►

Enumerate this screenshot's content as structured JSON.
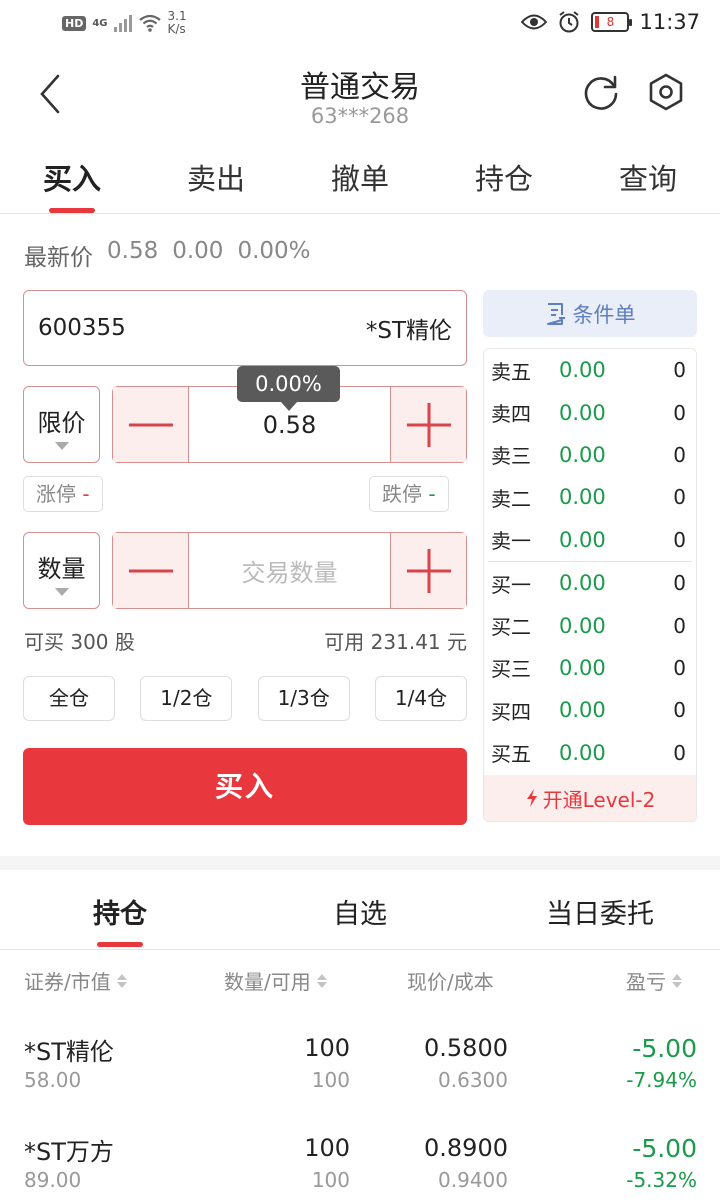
{
  "status": {
    "hd": "HD",
    "network": "4G",
    "speed_value": "3.1",
    "speed_unit": "K/s",
    "battery": "8",
    "time": "11:37"
  },
  "header": {
    "title": "普通交易",
    "account": "63***268"
  },
  "tabs": [
    "买入",
    "卖出",
    "撤单",
    "持仓",
    "查询"
  ],
  "latest": {
    "label": "最新价",
    "price": "0.58",
    "change": "0.00",
    "percent": "0.00%"
  },
  "stock": {
    "code": "600355",
    "name": "*ST精伦"
  },
  "price_type": "限价",
  "price_value": "0.58",
  "price_tip": "0.00%",
  "limit_up": {
    "label": "涨停",
    "value": "-"
  },
  "limit_down": {
    "label": "跌停",
    "value": "-"
  },
  "qty_type": "数量",
  "qty_placeholder": "交易数量",
  "can_buy": {
    "label": "可买",
    "value": "300",
    "unit": "股"
  },
  "available": {
    "label": "可用",
    "value": "231.41",
    "unit": "元"
  },
  "position_buttons": [
    "全仓",
    "1/2仓",
    "1/3仓",
    "1/4仓"
  ],
  "buy_button": "买入",
  "condition_button": "条件单",
  "order_book": {
    "sell": [
      {
        "name": "卖五",
        "price": "0.00",
        "vol": "0"
      },
      {
        "name": "卖四",
        "price": "0.00",
        "vol": "0"
      },
      {
        "name": "卖三",
        "price": "0.00",
        "vol": "0"
      },
      {
        "name": "卖二",
        "price": "0.00",
        "vol": "0"
      },
      {
        "name": "卖一",
        "price": "0.00",
        "vol": "0"
      }
    ],
    "buy": [
      {
        "name": "买一",
        "price": "0.00",
        "vol": "0"
      },
      {
        "name": "买二",
        "price": "0.00",
        "vol": "0"
      },
      {
        "name": "买三",
        "price": "0.00",
        "vol": "0"
      },
      {
        "name": "买四",
        "price": "0.00",
        "vol": "0"
      },
      {
        "name": "买五",
        "price": "0.00",
        "vol": "0"
      }
    ],
    "level2": "开通Level-2"
  },
  "bottom_tabs": [
    "持仓",
    "自选",
    "当日委托"
  ],
  "holdings_header": [
    "证券/市值",
    "数量/可用",
    "现价/成本",
    "盈亏"
  ],
  "holdings": [
    {
      "name": "*ST精伦",
      "value": "58.00",
      "qty": "100",
      "avail": "100",
      "price": "0.5800",
      "cost": "0.6300",
      "pl": "-5.00",
      "pl_pct": "-7.94%"
    },
    {
      "name": "*ST万方",
      "value": "89.00",
      "qty": "100",
      "avail": "100",
      "price": "0.8900",
      "cost": "0.9400",
      "pl": "-5.00",
      "pl_pct": "-5.32%"
    }
  ],
  "colors": {
    "accent_red": "#e8383d",
    "down_green": "#1a9a4a",
    "condition_blue": "#5f7fbf"
  }
}
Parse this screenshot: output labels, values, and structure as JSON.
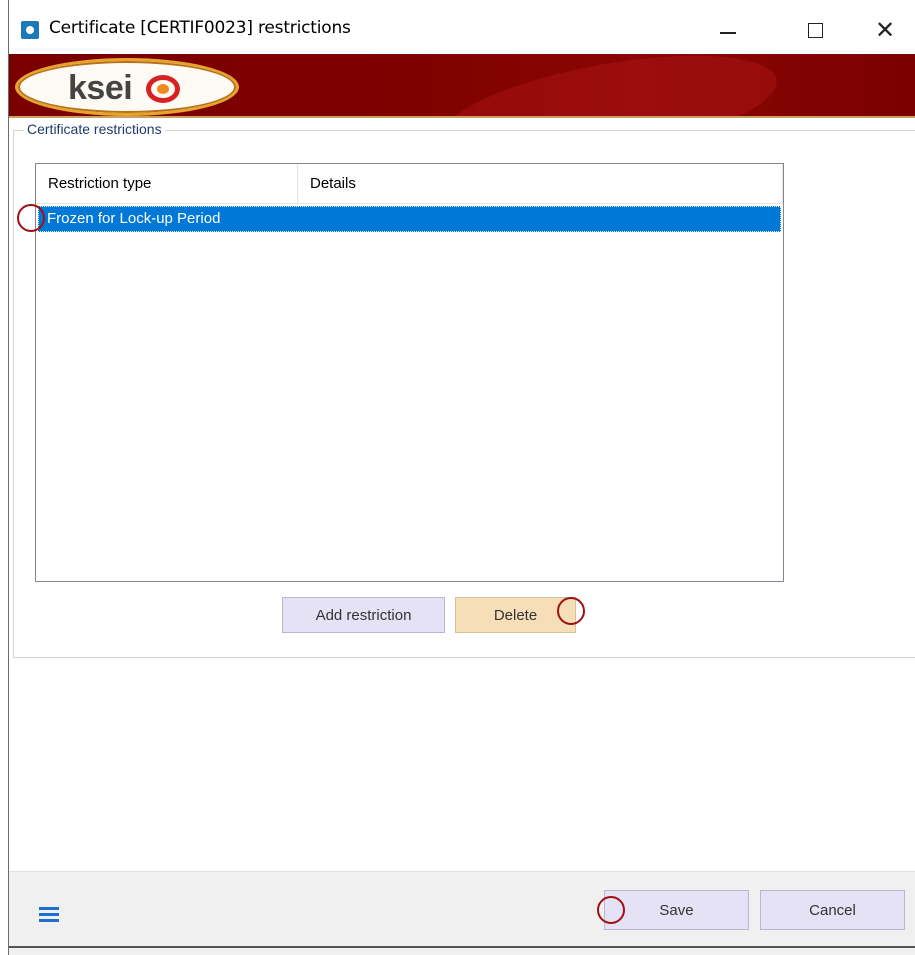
{
  "window": {
    "title": "Certificate [CERTIF0023] restrictions",
    "minimize_icon": "minimize-icon",
    "maximize_icon": "maximize-icon",
    "close_icon": "close-icon",
    "close_glyph": "✕"
  },
  "banner": {
    "logo_text": "ksei",
    "logo_icon": "ksei-logo-mark"
  },
  "group": {
    "legend": "Certificate restrictions"
  },
  "listview": {
    "columns": [
      "Restriction type",
      "Details"
    ],
    "rows": [
      {
        "restriction_type": "Frozen for Lock-up Period",
        "details": "",
        "selected": true
      }
    ],
    "selection_color": "#0078d7"
  },
  "buttons": {
    "add_restriction": "Add restriction",
    "delete": "Delete",
    "save": "Save",
    "cancel": "Cancel"
  },
  "footer": {
    "menu_icon": "hamburger-menu-icon",
    "accent_color": "#1f6fd0"
  },
  "colors": {
    "banner": "#800000",
    "logo_ring": "#e7a42b",
    "annotation_circle": "#a01010",
    "delete_button": "#f5deb8",
    "default_button": "#e4e2f4"
  }
}
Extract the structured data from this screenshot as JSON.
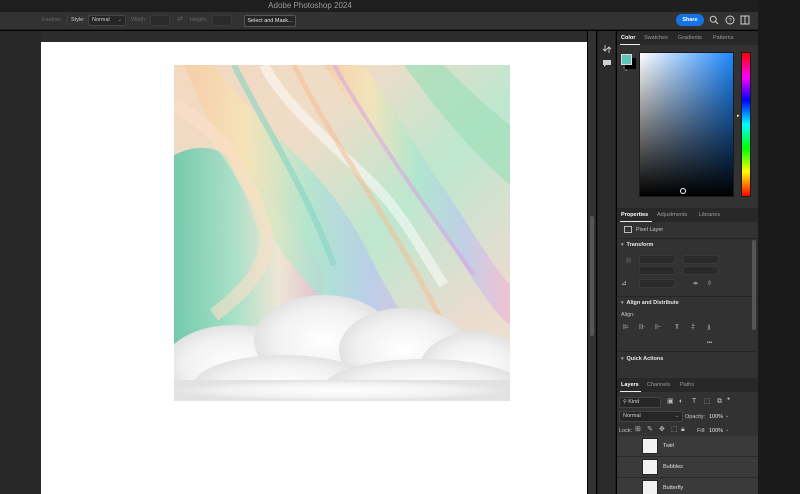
{
  "app": {
    "title": "Adobe Photoshop 2024"
  },
  "options_bar": {
    "feather_label": "Feather:",
    "style_label": "Style:",
    "style_value": "Normal",
    "width_label": "Width:",
    "height_label": "Height:",
    "select_mask_label": "Select and Mask...",
    "share_label": "Share"
  },
  "color_panel": {
    "tabs": [
      "Color",
      "Swatches",
      "Gradients",
      "Patterns"
    ],
    "active_tab": "Color",
    "foreground_color": "#5fc4b8",
    "background_color": "#000000",
    "hue_color": "#1e88ff"
  },
  "properties_panel": {
    "tabs": [
      "Properties",
      "Adjustments",
      "Libraries"
    ],
    "active_tab": "Properties",
    "layer_type": "Pixel Layer",
    "transform_label": "Transform",
    "align_label": "Align and Distribute",
    "align_sub": "Align:",
    "quick_actions_label": "Quick Actions",
    "more": "•••"
  },
  "layers_panel": {
    "tabs": [
      "Layers",
      "Channels",
      "Paths"
    ],
    "active_tab": "Layers",
    "filter_kind": "Kind",
    "blend_mode": "Normal",
    "opacity_label": "Opacity:",
    "opacity_value": "100%",
    "lock_label": "Lock:",
    "fill_label": "Fill:",
    "fill_value": "100%",
    "layers": [
      {
        "name": "Twirl"
      },
      {
        "name": "Bubbles"
      },
      {
        "name": "Butterfly"
      }
    ]
  },
  "icons": {
    "toolbar_right": [
      "search-icon",
      "help-icon",
      "workspace-icon"
    ],
    "toolstrip": [
      "layers-toggle-icon",
      "comment-icon"
    ]
  },
  "colors": {
    "accent": "#1473e6",
    "panel_bg": "#323232",
    "document_bg": "#ffffff"
  }
}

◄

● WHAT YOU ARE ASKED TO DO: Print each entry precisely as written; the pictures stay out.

● COMPLETED EXERCISE:
Enumerate this screenshot's content as structured JSON.
{
  "status": {
    "hd": "HD",
    "network": "4G",
    "speed_value": "3.1",
    "speed_unit": "K/s",
    "battery": "8",
    "time": "11:37"
  },
  "header": {
    "title": "普通交易",
    "account": "63***268"
  },
  "tabs": [
    "买入",
    "卖出",
    "撤单",
    "持仓",
    "查询"
  ],
  "latest": {
    "label": "最新价",
    "price": "0.58",
    "change": "0.00",
    "percent": "0.00%"
  },
  "stock": {
    "code": "600355",
    "name": "*ST精伦"
  },
  "price_type": "限价",
  "price_value": "0.58",
  "price_tip": "0.00%",
  "limit_up": {
    "label": "涨停",
    "value": "-"
  },
  "limit_down": {
    "label": "跌停",
    "value": "-"
  },
  "qty_type": "数量",
  "qty_placeholder": "交易数量",
  "can_buy": {
    "label": "可买",
    "value": "300",
    "unit": "股"
  },
  "available": {
    "label": "可用",
    "value": "231.41",
    "unit": "元"
  },
  "position_buttons": [
    "全仓",
    "1/2仓",
    "1/3仓",
    "1/4仓"
  ],
  "buy_button": "买入",
  "condition_button": "条件单",
  "order_book": {
    "sell": [
      {
        "name": "卖五",
        "price": "0.00",
        "vol": "0"
      },
      {
        "name": "卖四",
        "price": "0.00",
        "vol": "0"
      },
      {
        "name": "卖三",
        "price": "0.00",
        "vol": "0"
      },
      {
        "name": "卖二",
        "price": "0.00",
        "vol": "0"
      },
      {
        "name": "卖一",
        "price": "0.00",
        "vol": "0"
      }
    ],
    "buy": [
      {
        "name": "买一",
        "price": "0.00",
        "vol": "0"
      },
      {
        "name": "买二",
        "price": "0.00",
        "vol": "0"
      },
      {
        "name": "买三",
        "price": "0.00",
        "vol": "0"
      },
      {
        "name": "买四",
        "price": "0.00",
        "vol": "0"
      },
      {
        "name": "买五",
        "price": "0.00",
        "vol": "0"
      }
    ],
    "level2": "开通Level-2"
  },
  "bottom_tabs": [
    "持仓",
    "自选",
    "当日委托"
  ],
  "holdings_header": [
    "证券/市值",
    "数量/可用",
    "现价/成本",
    "盈亏"
  ],
  "holdings": [
    {
      "name": "*ST精伦",
      "value": "58.00",
      "qty": "100",
      "avail": "100",
      "price": "0.5800",
      "cost": "0.6300",
      "pl": "-5.00",
      "pl_pct": "-7.94%"
    },
    {
      "name": "*ST万方",
      "value": "89.00",
      "qty": "100",
      "avail": "100",
      "price": "0.8900",
      "cost": "0.9400",
      "pl": "-5.00",
      "pl_pct": "-5.32%"
    }
  ],
  "colors": {
    "accent_red": "#e8383d",
    "down_green": "#1a9a4a",
    "condition_blue": "#5f7fbf"
  }
}
Parse this screenshot: output labels, values, and structure as JSON.
{
  "window": {
    "title": "Certificate [CERTIF0023] restrictions",
    "minimize_icon": "minimize-icon",
    "maximize_icon": "maximize-icon",
    "close_icon": "close-icon",
    "close_glyph": "✕"
  },
  "banner": {
    "logo_text": "ksei",
    "logo_icon": "ksei-logo-mark"
  },
  "group": {
    "legend": "Certificate restrictions"
  },
  "listview": {
    "columns": [
      "Restriction type",
      "Details"
    ],
    "rows": [
      {
        "restriction_type": "Frozen for Lock-up Period",
        "details": "",
        "selected": true
      }
    ],
    "selection_color": "#0078d7"
  },
  "buttons": {
    "add_restriction": "Add restriction",
    "delete": "Delete",
    "save": "Save",
    "cancel": "Cancel"
  },
  "footer": {
    "menu_icon": "hamburger-menu-icon",
    "accent_color": "#1f6fd0"
  },
  "colors": {
    "banner": "#800000",
    "logo_ring": "#e7a42b",
    "annotation_circle": "#a01010",
    "delete_button": "#f5deb8",
    "default_button": "#e4e2f4"
  }
}
Extract the structured data from this screenshot as JSON.
{
  "app": {
    "title": "Adobe Photoshop 2024"
  },
  "options_bar": {
    "feather_label": "Feather:",
    "style_label": "Style:",
    "style_value": "Normal",
    "width_label": "Width:",
    "height_label": "Height:",
    "select_mask_label": "Select and Mask...",
    "share_label": "Share"
  },
  "color_panel": {
    "tabs": [
      "Color",
      "Swatches",
      "Gradients",
      "Patterns"
    ],
    "active_tab": "Color",
    "foreground_color": "#5fc4b8",
    "background_color": "#000000",
    "hue_color": "#1e88ff"
  },
  "properties_panel": {
    "tabs": [
      "Properties",
      "Adjustments",
      "Libraries"
    ],
    "active_tab": "Properties",
    "layer_type": "Pixel Layer",
    "transform_label": "Transform",
    "align_label": "Align and Distribute",
    "align_sub": "Align:",
    "quick_actions_label": "Quick Actions",
    "more": "•••"
  },
  "layers_panel": {
    "tabs": [
      "Layers",
      "Channels",
      "Paths"
    ],
    "active_tab": "Layers",
    "filter_kind": "Kind",
    "blend_mode": "Normal",
    "opacity_label": "Opacity:",
    "opacity_value": "100%",
    "lock_label": "Lock:",
    "fill_label": "Fill:",
    "fill_value": "100%",
    "layers": [
      {
        "name": "Twirl"
      },
      {
        "name": "Bubbles"
      },
      {
        "name": "Butterfly"
      }
    ]
  },
  "icons": {
    "toolbar_right": [
      "search-icon",
      "help-icon",
      "workspace-icon"
    ],
    "toolstrip": [
      "layers-toggle-icon",
      "comment-icon"
    ]
  },
  "colors": {
    "accent": "#1473e6",
    "panel_bg": "#323232",
    "document_bg": "#ffffff"
  }
}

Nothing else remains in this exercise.